Join me Thursday, September 17th at WNYC’s Greene Space for a night of beer, books, and conversation with special guest Naomi Jackson, author of The Star Side of Bird Hill.
Details and tickets: http://www.thegreenespace.org/events/thegreenespace/2015/sep/17/book-swap-beer-spectacular/
Tomorrow night at The Greene Space, I’ll be hosting a conversation with three particularly brave and brilliant Muslim-American New Yorkers who have each made tremendous journeys– with their families, and alone; across the world, and deep into their own hearts.
Sadia Shepard is the author of The Girl from Foreign: A Memoir, in which she investigates her grandmother’s childhood among the Bene Israel, the small Jewish community she belonged to in Mumbai before converting to Islam when she married.
Comedian and performer Alaudin Ullah has been featured on HBO, Comedy Central, MTV, BET and PBS. His one-man show “Dishwasher Dreams” is the story of how his father, a Bengali steamship worker, landed in New York in the 1920s.
Kenan Trebincevic was born in a town called Brcko in what today is Bosnia and Herzegovina to a Bosnian Muslim family in 1980. He came to the United States in 1993 while his country was in the midst of war, went to college in Connecticut, and became an American citizen in 2001. He is the author of a memoir, The Bosnia List.
UPDATE: Video of the event is now online! http://livestream.com/thegreenespace/events/4083076
I recently sat down with Lebanese author Rabih Alameddine to ask him, among other things, why he wished me blue hair when he signed my copy of An Unnecessary Woman at a reading at the Asian American Writers Workshop last year.

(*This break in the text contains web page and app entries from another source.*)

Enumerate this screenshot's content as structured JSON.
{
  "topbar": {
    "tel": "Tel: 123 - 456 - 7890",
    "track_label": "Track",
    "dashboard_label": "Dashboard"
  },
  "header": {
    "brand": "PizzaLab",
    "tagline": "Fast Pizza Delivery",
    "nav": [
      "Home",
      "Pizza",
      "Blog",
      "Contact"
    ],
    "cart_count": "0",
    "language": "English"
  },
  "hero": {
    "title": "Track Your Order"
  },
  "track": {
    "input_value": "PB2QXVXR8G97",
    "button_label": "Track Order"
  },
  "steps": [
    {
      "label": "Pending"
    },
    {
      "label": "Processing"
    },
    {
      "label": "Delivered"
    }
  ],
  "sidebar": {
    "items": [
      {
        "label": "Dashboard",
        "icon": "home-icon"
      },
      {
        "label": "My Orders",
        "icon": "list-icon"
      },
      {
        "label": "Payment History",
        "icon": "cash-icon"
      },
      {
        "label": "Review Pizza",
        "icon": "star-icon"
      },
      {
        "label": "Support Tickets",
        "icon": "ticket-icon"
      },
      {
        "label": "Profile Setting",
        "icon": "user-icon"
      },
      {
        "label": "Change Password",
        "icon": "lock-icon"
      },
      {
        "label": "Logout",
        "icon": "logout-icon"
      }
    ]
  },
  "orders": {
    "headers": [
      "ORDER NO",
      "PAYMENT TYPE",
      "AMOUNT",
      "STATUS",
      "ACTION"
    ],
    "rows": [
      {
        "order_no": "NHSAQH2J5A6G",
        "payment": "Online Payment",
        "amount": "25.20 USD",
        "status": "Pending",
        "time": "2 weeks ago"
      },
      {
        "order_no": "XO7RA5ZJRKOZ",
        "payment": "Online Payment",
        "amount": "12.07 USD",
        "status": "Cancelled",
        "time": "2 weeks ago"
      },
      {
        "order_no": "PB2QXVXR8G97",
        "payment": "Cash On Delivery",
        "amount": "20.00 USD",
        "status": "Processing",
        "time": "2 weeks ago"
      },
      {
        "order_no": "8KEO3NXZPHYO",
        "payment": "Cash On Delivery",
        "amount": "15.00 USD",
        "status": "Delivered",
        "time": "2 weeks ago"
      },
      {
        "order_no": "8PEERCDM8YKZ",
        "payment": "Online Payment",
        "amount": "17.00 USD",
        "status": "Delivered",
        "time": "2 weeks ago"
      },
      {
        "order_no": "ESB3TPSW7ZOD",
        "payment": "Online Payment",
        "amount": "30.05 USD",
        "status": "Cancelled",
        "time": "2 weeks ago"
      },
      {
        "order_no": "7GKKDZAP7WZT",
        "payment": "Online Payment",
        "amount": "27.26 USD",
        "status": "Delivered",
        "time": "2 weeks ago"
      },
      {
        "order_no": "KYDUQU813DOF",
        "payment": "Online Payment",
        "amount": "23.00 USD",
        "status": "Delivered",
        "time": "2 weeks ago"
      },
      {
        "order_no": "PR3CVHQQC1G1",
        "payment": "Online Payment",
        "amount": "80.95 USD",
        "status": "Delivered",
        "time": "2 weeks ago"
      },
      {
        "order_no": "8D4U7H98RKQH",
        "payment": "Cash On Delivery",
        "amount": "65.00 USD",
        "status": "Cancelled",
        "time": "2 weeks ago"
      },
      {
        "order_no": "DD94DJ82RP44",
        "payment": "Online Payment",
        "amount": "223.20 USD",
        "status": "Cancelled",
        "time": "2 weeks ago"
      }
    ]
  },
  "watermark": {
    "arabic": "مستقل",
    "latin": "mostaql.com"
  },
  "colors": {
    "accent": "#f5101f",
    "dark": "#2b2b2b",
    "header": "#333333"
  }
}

His lovely explanation– plus his the rest of our conversation on translation, creativity, appropriation, Crime and Punishment, Kim Kardashian’s butt, and more– is now online at Words Without Borders.